Our immediate focus however must not be on ourselves but on ensuring that we are squarely behind our clients during these unprecedented times. Across each of our areas of business, we have many clients who will be reflecting on the changes that they will need to make in the light of the UK's decision. We must make sure that we are a vital contributor to that strategic dialogue and the first port of call when they are ready to transact their business.
So today, we must avoid distraction and instead think about what we can do to help our clients in the short, medium and longer term. Please make sure that our clients know that we are all committed to guiding them through the challenges ahead and that we will do everything we can to make their journey as seamless as possible. That means that, starting today, it is business as usual.
Thank you for your continued support.
This is how you want a bank to respond. The keys to running a successful bank are an even-keeled temperament and the ability to maintain one's composure in unusual times like these. This is presumably the reason Wilmot-Sitwell stressed that "starting today, it is business as usual."
On top of this, as Dick Bove of Rafferty Capital Markets stressed to me last week, U.S.-based banks which are able to stay focused on clients could pick up market share from European competitors that are more deeply embroiled in the turmoil.
This isn't to say that Bank of America won't be negatively impacted by the U.K.'s decision to leave the European Union, because it will be.

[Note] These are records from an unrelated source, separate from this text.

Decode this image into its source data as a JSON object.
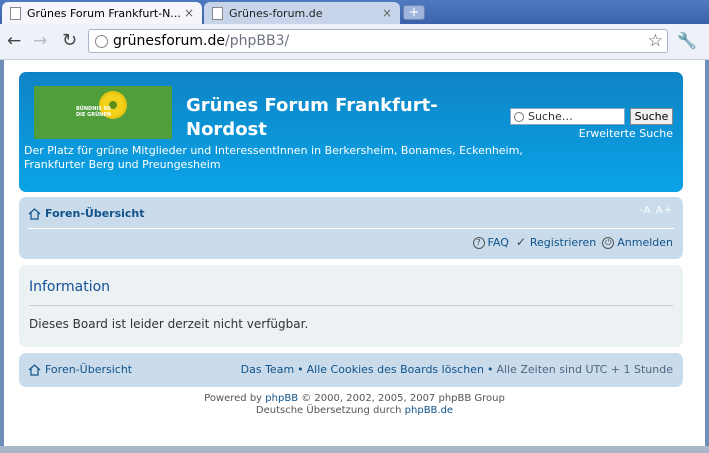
{
  "browser": {
    "tabs": [
      {
        "title": "Grünes Forum Frankfurt-N...",
        "close": "×"
      },
      {
        "title": "Grünes-forum.de",
        "close": "×"
      }
    ],
    "new_tab": "+",
    "url_host": "grünesforum.de",
    "url_path": "/phpBB3/"
  },
  "header": {
    "logo_text_line1": "BÜNDNIS 90",
    "logo_text_line2": "DIE GRÜNEN",
    "site_title": "Grünes Forum Frankfurt-Nordost",
    "site_description": "Der Platz für grüne Mitglieder und InteressentInnen in Berkersheim, Bonames, Eckenheim, Frankfurter Berg und Preungesheim",
    "search_placeholder": "Suche…",
    "search_button": "Suche",
    "advanced_search": "Erweiterte Suche"
  },
  "navbar": {
    "breadcrumb": "Foren-Übersicht",
    "font_size_control": "-A A+",
    "links": {
      "faq": "FAQ",
      "register": "Registrieren",
      "login": "Anmelden"
    }
  },
  "panel": {
    "title": "Information",
    "message": "Dieses Board ist leider derzeit nicht verfügbar."
  },
  "footer": {
    "breadcrumb": "Foren-Übersicht",
    "team": "Das Team",
    "separator": "•",
    "delete_cookies": "Alle Cookies des Boards löschen",
    "timezone": "Alle Zeiten sind UTC + 1 Stunde",
    "powered_by_prefix": "Powered by",
    "phpbb": "phpBB",
    "powered_by_suffix": "© 2000, 2002, 2005, 2007 phpBB Group",
    "translation_prefix": "Deutsche Übersetzung durch",
    "translation_link": "phpBB.de"
  }
}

An analysis by Keefe, Bruyette & Woods predicted that a vote in favor of Brexit would reduce Bank of America's earnings per share by 3.1% this year and by 6.1% in 2017. And CLSA analyst Mike Mayo sees 10% to 15% downside in earnings per share for the nation's biggest banks over the next couple years.
But the reasons that earnings will fall are largely outside of Bank of America's control -- namely, higher market volatility leading to lower trading and investment banking income, and lower-for-longer interest rates, which will weigh on its net interest income.
For the time being, then, as Wilmot-Sitwell says, it's business as usual -- albeit in a very unusual environment.
John Maxfield owns shares of Bank of America. The Motley Fool recommends Bank of America. Try any of our Foolish newsletter services free for 30 days. We Fools may not all hold the same opinions, but we all believe that considering a diverse range of insights makes us better investors. The Motley Fool has a disclosure policy.